Task to carry out |
Your task is to copy every line of the entries that contains "next".

***** Records provided *****

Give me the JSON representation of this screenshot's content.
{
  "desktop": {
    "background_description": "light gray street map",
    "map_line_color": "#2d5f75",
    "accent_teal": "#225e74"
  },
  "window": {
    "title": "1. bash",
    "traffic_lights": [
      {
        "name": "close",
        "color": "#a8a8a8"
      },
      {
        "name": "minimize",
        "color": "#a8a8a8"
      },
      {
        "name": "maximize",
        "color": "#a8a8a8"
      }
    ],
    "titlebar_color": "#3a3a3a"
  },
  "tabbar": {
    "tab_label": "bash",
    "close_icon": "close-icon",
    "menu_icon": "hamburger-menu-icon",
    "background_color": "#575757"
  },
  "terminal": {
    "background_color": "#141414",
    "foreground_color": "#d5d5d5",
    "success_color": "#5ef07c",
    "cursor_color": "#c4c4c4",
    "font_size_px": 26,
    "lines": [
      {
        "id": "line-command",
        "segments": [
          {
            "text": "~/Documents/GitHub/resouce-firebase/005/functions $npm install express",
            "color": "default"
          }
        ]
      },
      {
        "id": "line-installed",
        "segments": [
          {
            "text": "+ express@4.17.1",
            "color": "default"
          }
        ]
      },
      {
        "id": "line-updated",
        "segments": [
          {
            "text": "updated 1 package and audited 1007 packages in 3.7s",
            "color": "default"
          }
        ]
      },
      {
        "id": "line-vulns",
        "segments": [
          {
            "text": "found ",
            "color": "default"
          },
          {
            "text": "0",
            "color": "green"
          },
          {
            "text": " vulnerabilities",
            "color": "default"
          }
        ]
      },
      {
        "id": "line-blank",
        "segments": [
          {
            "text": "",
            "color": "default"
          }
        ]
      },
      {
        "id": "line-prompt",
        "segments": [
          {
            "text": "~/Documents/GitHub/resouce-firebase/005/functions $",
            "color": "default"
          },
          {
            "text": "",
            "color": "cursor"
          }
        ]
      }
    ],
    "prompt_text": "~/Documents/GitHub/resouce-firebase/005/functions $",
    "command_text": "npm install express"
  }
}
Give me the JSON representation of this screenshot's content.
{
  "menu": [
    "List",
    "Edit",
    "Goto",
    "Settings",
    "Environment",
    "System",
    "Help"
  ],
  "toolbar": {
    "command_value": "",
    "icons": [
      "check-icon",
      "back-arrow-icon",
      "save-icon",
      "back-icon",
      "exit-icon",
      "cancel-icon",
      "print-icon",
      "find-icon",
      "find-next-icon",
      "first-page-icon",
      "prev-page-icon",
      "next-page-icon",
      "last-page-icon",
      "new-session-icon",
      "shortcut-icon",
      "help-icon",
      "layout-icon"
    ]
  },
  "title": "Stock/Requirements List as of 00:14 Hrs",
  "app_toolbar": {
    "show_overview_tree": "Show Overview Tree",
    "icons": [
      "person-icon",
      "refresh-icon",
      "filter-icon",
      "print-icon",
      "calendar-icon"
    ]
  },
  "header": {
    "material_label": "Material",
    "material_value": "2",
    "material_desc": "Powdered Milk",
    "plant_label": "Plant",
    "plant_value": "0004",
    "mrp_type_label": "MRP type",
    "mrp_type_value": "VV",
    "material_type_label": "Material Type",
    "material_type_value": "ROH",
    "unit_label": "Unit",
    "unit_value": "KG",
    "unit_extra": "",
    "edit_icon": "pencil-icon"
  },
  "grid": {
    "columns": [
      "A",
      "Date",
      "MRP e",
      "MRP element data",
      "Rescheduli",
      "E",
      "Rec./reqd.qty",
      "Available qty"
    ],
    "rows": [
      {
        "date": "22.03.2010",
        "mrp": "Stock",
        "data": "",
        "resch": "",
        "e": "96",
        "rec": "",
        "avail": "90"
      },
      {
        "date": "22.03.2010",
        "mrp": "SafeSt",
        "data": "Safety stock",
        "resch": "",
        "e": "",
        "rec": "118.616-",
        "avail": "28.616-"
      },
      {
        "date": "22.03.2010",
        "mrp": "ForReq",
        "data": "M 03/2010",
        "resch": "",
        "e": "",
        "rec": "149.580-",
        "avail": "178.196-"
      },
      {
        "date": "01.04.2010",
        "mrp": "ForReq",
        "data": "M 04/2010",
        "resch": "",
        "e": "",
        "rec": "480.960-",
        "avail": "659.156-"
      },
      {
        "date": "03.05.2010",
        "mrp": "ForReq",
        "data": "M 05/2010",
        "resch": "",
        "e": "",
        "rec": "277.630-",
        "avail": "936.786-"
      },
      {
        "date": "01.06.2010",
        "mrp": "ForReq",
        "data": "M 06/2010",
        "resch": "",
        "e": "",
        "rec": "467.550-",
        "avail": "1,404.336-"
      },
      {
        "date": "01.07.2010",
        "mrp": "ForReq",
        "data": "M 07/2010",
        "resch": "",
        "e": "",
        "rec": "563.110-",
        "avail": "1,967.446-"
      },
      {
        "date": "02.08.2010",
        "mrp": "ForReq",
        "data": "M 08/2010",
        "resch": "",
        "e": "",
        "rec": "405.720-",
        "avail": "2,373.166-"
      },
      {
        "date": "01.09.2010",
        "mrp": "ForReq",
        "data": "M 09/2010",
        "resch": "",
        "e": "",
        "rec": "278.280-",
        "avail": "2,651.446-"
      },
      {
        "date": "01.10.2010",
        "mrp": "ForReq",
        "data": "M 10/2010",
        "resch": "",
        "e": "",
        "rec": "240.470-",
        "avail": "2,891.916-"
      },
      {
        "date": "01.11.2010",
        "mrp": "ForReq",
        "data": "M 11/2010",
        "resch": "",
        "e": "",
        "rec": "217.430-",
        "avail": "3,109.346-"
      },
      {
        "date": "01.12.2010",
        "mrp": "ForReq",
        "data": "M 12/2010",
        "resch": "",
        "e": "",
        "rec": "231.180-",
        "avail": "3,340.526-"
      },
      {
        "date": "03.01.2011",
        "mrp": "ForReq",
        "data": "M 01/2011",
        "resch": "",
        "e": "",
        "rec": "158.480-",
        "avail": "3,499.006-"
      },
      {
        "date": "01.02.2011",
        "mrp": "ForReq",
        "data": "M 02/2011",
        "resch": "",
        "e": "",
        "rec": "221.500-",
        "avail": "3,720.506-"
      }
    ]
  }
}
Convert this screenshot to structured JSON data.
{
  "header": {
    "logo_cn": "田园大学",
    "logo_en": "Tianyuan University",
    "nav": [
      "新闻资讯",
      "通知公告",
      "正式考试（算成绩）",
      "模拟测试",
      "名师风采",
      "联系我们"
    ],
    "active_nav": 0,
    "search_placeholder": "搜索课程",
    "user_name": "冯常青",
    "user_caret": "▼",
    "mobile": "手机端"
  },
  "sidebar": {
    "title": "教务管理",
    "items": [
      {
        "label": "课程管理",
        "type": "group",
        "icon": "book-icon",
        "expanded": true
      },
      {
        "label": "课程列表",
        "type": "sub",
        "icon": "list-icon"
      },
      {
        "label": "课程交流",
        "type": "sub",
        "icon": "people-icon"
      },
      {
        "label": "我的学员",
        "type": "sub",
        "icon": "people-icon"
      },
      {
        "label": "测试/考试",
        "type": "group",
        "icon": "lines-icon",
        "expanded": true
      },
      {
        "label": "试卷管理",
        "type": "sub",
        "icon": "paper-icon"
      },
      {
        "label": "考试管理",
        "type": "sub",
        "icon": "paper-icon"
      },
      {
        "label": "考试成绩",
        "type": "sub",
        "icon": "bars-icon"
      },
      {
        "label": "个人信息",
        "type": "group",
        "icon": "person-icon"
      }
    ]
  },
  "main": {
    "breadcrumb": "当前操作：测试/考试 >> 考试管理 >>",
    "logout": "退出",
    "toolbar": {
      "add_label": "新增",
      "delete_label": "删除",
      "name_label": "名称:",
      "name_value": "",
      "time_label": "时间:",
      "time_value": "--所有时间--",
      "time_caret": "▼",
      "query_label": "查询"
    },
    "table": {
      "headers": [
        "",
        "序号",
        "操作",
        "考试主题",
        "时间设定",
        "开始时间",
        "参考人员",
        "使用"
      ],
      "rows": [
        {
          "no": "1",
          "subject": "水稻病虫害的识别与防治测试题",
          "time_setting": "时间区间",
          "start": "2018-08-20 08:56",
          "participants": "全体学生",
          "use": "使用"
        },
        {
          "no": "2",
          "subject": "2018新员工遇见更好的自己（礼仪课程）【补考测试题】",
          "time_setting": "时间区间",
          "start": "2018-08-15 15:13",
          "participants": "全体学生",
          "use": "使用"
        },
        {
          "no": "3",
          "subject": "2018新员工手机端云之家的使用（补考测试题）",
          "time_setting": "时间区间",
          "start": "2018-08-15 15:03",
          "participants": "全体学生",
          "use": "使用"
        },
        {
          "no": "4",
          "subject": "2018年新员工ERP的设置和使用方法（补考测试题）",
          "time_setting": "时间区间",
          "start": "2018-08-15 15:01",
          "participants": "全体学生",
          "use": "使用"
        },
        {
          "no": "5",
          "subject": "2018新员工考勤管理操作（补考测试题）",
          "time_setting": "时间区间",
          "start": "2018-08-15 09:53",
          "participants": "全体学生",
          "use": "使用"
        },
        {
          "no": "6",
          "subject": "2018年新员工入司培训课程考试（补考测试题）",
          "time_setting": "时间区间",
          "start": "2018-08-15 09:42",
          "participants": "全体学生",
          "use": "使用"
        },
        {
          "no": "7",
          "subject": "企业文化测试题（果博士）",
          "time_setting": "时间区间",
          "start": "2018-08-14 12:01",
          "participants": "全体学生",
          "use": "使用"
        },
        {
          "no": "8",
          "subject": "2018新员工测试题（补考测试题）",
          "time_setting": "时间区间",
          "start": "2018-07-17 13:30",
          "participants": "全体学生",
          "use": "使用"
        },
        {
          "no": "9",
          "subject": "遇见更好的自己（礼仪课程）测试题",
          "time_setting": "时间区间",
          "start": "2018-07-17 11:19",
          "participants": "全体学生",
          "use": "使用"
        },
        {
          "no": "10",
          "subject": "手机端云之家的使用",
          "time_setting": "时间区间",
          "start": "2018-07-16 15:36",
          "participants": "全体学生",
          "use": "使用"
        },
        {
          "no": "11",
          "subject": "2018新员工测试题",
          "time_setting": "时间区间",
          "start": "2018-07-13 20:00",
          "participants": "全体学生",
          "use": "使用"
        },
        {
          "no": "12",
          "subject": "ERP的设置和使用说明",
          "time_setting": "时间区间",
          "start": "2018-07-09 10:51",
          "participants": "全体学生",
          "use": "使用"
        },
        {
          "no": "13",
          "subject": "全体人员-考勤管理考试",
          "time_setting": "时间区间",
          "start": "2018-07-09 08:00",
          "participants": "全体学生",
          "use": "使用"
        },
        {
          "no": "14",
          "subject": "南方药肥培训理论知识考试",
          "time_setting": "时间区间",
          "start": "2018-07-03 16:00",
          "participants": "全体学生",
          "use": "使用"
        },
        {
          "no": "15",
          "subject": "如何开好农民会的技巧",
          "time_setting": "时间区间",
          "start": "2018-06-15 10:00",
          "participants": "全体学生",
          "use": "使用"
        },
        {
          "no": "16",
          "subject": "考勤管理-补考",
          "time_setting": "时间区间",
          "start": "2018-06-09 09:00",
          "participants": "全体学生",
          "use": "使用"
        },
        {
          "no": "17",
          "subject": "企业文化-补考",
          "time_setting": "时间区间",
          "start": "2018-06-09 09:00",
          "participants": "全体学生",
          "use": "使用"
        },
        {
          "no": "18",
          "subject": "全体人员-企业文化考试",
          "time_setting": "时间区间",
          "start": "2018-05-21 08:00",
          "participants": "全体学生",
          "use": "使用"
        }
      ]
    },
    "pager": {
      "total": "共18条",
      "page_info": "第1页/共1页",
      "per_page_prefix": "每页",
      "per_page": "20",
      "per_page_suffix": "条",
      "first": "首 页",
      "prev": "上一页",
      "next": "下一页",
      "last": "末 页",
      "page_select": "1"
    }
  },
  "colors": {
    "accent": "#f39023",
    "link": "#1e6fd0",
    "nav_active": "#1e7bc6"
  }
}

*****

Exercise output |
      "find-next-icon",
      "next-page-icon",
      "next": "下一页",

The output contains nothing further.